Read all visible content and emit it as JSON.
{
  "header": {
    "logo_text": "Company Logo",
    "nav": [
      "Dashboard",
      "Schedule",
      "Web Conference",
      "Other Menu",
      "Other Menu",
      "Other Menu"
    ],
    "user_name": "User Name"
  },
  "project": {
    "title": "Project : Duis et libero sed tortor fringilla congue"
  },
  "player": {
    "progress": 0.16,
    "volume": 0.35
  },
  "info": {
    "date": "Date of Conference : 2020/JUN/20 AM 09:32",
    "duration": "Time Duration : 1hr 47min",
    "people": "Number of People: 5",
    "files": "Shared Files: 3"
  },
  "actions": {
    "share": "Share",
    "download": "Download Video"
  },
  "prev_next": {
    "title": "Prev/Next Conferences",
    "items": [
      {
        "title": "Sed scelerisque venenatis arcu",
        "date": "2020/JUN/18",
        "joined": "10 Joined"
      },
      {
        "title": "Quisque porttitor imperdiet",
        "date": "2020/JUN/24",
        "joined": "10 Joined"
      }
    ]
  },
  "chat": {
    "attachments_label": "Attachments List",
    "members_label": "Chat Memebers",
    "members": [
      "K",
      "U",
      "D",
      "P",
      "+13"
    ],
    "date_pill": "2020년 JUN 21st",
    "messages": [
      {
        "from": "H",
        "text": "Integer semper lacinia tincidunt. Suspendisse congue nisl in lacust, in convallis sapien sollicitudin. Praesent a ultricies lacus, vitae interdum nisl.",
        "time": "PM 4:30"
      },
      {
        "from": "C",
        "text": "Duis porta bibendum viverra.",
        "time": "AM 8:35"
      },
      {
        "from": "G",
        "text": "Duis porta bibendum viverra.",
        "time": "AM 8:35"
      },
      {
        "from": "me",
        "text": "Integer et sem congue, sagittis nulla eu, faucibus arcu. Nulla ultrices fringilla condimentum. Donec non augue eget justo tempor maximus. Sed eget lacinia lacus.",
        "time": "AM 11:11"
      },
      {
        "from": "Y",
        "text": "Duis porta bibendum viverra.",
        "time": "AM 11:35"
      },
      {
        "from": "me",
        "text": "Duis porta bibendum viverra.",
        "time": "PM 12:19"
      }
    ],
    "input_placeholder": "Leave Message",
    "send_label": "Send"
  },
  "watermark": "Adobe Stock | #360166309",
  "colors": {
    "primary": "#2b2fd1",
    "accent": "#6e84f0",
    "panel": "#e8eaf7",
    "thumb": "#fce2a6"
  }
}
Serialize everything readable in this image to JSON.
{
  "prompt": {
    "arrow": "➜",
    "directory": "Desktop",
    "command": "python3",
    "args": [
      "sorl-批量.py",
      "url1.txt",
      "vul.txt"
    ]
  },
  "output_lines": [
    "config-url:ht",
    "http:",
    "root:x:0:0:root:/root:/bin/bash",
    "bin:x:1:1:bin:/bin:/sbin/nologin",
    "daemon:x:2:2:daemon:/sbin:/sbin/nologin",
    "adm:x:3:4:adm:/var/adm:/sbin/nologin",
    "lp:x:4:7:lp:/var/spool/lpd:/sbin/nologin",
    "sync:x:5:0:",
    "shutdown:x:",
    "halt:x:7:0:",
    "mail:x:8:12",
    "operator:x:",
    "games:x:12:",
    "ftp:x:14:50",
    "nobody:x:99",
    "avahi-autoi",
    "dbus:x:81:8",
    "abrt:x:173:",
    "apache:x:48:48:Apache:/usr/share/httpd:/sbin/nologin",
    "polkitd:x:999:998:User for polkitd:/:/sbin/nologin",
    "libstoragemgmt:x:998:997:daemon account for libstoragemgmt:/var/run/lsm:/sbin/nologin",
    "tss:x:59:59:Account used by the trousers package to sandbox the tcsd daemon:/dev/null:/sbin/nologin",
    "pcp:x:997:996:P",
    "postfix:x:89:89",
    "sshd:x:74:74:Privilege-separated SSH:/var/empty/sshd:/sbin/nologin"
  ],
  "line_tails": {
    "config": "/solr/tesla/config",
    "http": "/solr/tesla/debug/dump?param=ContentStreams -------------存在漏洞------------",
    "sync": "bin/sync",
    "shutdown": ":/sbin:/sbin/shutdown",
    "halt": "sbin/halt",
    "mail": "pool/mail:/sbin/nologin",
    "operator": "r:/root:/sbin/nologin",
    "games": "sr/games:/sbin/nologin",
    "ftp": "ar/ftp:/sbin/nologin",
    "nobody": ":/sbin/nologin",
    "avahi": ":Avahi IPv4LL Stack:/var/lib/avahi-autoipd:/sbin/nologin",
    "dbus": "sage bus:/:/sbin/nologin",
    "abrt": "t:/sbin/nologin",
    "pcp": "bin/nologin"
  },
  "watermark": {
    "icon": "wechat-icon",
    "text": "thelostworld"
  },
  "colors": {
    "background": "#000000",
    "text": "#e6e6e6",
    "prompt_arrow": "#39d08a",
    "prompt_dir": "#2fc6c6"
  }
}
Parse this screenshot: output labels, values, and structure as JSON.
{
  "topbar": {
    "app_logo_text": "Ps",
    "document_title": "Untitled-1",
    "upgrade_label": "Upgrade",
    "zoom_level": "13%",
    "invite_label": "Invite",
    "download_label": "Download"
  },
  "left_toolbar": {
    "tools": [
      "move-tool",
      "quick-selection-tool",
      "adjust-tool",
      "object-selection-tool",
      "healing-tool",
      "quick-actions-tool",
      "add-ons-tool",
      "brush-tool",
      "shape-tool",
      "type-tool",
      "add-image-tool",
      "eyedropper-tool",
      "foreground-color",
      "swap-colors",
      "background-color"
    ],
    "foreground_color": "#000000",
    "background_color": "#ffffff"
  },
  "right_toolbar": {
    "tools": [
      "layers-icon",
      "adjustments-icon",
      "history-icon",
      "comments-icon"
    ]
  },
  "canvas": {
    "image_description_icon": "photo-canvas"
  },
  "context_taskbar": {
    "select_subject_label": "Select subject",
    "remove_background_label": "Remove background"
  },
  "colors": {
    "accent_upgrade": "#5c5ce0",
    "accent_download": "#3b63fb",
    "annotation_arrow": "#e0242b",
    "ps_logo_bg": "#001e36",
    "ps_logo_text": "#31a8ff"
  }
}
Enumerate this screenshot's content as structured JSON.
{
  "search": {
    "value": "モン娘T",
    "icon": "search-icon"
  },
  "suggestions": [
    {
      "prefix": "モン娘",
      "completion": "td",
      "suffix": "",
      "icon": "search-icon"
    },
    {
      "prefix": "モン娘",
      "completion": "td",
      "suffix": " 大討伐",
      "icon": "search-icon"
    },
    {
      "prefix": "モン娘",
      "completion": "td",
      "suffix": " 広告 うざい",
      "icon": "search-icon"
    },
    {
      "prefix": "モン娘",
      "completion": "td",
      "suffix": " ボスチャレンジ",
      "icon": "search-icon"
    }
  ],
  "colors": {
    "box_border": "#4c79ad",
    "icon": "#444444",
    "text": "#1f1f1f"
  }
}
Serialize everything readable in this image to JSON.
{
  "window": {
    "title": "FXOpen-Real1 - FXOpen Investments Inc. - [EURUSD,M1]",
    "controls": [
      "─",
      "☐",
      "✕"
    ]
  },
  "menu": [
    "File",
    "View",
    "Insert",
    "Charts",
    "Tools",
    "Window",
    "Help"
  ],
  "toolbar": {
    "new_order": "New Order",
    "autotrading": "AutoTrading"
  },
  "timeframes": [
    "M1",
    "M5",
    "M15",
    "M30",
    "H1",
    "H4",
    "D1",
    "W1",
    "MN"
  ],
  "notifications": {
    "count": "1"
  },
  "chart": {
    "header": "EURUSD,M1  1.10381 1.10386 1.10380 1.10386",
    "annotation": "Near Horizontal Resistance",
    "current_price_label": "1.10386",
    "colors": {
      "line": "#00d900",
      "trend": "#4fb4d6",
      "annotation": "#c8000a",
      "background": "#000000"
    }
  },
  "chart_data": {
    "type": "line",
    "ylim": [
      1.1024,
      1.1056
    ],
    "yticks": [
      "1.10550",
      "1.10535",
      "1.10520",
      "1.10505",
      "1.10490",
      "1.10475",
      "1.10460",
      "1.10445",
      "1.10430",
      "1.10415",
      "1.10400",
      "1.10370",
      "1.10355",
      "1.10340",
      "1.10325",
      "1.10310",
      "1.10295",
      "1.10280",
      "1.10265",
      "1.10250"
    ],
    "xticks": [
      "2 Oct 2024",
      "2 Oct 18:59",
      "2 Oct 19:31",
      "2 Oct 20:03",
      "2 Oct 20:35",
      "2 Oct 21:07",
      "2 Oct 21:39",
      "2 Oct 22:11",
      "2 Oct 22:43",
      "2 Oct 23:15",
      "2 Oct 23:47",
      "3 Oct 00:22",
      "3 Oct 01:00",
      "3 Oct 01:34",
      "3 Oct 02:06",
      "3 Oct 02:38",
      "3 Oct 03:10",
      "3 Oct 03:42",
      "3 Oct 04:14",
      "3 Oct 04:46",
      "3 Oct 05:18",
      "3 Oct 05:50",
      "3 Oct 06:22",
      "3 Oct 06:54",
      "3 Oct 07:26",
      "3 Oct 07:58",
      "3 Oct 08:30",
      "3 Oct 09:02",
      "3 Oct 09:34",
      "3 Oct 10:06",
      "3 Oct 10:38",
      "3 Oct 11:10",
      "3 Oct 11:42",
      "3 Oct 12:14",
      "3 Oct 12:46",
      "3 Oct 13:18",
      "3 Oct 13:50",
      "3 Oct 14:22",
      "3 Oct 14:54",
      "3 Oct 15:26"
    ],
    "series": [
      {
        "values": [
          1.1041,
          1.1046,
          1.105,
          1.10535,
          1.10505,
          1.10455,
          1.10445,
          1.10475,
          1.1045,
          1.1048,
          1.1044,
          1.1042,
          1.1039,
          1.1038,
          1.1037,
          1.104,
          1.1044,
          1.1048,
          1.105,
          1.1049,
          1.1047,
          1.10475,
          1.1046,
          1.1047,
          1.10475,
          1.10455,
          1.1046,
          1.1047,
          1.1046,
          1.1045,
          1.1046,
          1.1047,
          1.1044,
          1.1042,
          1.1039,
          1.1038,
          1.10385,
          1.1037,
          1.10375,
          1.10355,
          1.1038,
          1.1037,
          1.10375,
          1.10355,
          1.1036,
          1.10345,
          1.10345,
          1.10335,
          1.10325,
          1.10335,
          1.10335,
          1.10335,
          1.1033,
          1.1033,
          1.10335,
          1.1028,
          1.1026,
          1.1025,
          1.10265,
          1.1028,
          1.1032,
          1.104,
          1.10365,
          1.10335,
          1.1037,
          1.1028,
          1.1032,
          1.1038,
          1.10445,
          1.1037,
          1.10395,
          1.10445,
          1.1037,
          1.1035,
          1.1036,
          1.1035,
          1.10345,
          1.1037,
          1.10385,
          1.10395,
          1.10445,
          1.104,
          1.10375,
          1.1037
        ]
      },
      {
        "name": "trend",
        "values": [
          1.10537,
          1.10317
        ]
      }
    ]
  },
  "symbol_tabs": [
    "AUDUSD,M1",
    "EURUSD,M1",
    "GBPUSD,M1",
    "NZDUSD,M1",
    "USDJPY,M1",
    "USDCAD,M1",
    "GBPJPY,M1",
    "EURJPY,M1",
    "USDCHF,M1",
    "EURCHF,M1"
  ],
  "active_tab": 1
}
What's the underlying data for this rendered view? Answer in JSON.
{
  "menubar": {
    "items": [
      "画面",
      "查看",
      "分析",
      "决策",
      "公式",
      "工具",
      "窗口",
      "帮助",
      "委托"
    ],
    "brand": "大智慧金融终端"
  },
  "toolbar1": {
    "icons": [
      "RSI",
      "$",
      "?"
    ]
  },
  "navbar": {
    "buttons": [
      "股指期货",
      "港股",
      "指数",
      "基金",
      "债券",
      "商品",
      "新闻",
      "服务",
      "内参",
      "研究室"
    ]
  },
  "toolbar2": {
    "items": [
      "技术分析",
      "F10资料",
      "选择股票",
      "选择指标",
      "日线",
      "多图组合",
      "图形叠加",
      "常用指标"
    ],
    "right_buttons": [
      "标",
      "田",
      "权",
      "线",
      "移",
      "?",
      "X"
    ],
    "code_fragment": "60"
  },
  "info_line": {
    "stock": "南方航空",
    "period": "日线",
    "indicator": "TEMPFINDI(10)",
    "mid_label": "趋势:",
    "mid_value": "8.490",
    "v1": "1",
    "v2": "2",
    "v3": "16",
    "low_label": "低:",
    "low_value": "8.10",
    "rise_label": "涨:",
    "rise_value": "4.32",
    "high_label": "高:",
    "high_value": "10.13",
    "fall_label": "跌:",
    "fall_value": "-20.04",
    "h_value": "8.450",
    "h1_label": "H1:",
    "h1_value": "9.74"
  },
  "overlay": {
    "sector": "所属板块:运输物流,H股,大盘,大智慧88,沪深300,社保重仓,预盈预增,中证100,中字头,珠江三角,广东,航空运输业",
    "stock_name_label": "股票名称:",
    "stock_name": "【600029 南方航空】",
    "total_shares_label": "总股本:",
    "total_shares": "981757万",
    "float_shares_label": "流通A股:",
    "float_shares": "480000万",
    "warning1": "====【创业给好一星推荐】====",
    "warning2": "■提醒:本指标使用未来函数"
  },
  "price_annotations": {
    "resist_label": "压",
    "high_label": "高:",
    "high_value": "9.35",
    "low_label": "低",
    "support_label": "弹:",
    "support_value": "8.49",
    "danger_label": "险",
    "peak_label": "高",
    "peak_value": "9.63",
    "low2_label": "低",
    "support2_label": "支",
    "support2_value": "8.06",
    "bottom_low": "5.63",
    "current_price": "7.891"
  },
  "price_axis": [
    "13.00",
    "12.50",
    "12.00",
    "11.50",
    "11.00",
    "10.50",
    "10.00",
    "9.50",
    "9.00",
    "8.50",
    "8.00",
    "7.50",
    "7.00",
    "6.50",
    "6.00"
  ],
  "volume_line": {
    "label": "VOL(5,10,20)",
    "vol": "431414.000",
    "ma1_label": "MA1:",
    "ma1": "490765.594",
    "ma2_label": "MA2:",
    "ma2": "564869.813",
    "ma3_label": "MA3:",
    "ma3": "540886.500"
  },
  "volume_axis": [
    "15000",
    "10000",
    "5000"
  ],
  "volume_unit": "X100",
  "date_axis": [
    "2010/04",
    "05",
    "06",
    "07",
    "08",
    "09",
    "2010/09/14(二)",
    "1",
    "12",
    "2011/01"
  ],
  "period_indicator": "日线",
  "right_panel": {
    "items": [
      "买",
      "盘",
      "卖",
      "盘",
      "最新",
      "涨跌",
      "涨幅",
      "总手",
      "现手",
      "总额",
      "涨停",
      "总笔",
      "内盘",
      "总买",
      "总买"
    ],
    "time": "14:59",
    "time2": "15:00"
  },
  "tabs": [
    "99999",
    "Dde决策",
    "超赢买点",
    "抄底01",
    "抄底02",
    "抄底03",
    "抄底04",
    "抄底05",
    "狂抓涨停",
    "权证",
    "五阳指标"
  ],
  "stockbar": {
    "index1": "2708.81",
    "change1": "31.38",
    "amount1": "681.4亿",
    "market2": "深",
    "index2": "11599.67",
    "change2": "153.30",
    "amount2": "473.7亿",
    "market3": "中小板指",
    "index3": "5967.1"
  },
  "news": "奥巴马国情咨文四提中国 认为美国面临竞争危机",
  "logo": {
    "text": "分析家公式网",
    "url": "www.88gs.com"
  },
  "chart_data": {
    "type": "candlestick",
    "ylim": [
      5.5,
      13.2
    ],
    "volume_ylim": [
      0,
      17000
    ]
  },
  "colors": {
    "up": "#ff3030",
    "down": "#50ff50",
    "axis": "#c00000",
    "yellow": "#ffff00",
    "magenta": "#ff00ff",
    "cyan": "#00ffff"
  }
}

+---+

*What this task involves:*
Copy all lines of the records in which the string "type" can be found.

*Output of the task:*
      "type-tool",
    "type": "line",
    "type": "candlestick",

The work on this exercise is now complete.